● **Goal of the exercise**
Please copy out every line in the records below that includes the word "данных".

== Data for review ==

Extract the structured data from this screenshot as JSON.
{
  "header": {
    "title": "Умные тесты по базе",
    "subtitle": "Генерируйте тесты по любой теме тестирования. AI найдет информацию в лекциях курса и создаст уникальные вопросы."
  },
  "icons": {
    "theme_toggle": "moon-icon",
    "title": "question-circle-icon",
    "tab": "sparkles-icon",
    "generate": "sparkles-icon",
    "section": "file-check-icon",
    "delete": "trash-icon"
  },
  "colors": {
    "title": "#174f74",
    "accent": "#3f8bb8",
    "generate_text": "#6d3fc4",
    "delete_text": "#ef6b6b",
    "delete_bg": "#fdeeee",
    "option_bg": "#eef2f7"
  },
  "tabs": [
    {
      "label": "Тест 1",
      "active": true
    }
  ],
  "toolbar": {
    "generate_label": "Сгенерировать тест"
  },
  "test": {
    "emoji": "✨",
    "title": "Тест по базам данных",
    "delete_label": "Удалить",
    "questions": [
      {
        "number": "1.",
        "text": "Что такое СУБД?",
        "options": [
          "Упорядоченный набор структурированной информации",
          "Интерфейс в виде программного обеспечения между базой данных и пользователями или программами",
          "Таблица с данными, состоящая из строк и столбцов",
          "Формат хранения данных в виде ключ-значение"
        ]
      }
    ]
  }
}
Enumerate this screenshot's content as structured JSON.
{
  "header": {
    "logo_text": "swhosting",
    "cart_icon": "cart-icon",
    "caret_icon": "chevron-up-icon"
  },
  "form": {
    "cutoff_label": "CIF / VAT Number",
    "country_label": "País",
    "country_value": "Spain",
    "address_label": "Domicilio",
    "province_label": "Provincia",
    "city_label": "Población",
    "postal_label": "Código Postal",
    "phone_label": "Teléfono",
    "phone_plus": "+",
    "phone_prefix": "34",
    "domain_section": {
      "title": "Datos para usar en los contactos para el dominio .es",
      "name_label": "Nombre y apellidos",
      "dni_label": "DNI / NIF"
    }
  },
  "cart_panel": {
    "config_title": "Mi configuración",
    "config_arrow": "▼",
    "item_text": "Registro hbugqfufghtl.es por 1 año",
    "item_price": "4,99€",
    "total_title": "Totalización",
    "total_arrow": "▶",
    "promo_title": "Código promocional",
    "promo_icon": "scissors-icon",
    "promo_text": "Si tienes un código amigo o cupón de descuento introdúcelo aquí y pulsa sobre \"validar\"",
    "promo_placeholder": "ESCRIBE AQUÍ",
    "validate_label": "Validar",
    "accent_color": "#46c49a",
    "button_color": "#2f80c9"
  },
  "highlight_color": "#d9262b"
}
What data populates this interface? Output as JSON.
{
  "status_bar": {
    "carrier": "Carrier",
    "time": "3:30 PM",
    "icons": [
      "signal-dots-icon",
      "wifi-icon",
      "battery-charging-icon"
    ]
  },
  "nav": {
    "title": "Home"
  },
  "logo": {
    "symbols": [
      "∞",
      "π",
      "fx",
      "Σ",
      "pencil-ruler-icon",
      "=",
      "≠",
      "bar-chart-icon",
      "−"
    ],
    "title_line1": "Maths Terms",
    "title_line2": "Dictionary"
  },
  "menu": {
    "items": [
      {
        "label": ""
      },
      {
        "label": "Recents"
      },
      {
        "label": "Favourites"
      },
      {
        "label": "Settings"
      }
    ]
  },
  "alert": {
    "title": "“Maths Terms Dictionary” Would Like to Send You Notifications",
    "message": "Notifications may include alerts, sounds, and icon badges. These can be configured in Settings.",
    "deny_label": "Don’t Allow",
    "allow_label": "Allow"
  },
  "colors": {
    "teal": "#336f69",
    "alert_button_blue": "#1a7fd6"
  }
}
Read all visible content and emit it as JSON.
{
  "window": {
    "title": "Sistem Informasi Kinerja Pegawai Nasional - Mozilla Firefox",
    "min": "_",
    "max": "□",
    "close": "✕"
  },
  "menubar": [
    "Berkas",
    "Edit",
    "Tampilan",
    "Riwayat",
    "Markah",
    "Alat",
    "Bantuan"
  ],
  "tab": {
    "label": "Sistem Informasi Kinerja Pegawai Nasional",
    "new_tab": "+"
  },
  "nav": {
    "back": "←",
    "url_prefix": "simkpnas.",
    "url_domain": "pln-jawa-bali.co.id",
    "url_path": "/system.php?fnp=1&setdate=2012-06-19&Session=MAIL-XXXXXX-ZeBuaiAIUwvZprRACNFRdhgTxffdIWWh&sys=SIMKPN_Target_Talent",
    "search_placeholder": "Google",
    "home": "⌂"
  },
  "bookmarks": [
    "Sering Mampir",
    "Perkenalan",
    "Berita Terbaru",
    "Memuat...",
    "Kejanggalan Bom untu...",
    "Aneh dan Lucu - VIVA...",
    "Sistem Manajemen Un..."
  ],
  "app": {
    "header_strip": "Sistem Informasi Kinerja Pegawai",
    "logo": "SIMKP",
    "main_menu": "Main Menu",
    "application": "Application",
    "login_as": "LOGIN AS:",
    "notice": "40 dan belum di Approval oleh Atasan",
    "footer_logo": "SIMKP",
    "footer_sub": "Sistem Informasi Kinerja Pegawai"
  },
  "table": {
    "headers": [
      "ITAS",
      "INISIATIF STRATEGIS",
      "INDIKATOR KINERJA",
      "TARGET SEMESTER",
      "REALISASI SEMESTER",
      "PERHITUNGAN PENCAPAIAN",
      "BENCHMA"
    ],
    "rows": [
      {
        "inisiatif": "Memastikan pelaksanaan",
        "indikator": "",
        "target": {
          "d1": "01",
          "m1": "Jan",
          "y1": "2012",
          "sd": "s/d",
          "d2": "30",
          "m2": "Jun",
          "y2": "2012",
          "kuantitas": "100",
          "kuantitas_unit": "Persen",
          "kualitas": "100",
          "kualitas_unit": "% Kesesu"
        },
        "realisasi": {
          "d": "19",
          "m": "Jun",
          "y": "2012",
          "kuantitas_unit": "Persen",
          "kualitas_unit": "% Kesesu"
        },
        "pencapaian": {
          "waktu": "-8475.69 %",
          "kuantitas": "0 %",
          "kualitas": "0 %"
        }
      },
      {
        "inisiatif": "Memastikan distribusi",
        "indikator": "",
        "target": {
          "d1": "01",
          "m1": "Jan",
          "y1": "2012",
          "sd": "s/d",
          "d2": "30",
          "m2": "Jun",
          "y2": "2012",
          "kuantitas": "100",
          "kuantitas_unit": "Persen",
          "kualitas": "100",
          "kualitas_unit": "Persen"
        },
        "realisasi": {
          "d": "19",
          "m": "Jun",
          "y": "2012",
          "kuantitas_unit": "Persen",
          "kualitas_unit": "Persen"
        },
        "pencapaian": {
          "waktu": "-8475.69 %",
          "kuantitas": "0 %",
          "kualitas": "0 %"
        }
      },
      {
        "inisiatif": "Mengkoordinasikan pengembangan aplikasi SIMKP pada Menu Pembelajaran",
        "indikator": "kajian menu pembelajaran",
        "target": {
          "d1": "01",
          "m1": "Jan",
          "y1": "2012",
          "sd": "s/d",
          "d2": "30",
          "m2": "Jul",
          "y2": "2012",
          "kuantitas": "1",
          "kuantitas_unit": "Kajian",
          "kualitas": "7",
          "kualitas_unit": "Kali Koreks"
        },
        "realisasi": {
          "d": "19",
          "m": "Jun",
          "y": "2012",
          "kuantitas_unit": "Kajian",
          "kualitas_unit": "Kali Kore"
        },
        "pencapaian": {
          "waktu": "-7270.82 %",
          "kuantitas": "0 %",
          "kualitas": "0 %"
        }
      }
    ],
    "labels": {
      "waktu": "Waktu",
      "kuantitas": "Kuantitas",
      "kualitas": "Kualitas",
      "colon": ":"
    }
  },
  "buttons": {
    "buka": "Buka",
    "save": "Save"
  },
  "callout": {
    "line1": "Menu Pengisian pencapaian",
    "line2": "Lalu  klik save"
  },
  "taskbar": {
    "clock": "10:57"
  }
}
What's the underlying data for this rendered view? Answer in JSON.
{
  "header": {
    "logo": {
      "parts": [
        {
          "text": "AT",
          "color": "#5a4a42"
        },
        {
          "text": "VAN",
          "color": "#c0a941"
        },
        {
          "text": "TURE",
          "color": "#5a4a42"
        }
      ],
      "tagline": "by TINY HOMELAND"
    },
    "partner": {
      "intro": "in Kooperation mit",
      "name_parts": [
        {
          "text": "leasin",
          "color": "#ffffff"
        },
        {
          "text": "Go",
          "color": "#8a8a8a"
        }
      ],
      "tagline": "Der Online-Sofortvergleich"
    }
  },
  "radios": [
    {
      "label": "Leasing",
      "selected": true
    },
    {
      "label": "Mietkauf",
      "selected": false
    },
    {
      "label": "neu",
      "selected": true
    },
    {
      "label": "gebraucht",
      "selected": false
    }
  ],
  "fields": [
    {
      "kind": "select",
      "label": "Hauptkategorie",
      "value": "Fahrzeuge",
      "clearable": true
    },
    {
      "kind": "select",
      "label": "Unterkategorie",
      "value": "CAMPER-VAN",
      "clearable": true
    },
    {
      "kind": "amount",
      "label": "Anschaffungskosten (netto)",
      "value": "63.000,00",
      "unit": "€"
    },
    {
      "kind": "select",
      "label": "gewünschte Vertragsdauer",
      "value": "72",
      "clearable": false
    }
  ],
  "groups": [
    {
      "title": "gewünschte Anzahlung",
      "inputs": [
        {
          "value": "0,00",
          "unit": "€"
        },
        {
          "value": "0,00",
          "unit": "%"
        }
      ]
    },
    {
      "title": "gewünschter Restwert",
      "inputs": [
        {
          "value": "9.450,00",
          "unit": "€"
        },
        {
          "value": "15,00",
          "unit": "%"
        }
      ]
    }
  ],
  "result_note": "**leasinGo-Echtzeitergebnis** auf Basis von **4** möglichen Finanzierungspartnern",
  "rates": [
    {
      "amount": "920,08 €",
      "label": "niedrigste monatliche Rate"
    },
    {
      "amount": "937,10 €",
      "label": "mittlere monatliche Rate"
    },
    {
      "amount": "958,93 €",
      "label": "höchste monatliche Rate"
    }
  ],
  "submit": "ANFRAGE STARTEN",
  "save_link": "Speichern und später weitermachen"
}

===

● **Answer below**
    "title": "Тест по базам данных",
          "Интерфейс в виде программного обеспечения между базой данных и пользователями или программами",
          "Формат хранения данных в виде ключ-значение"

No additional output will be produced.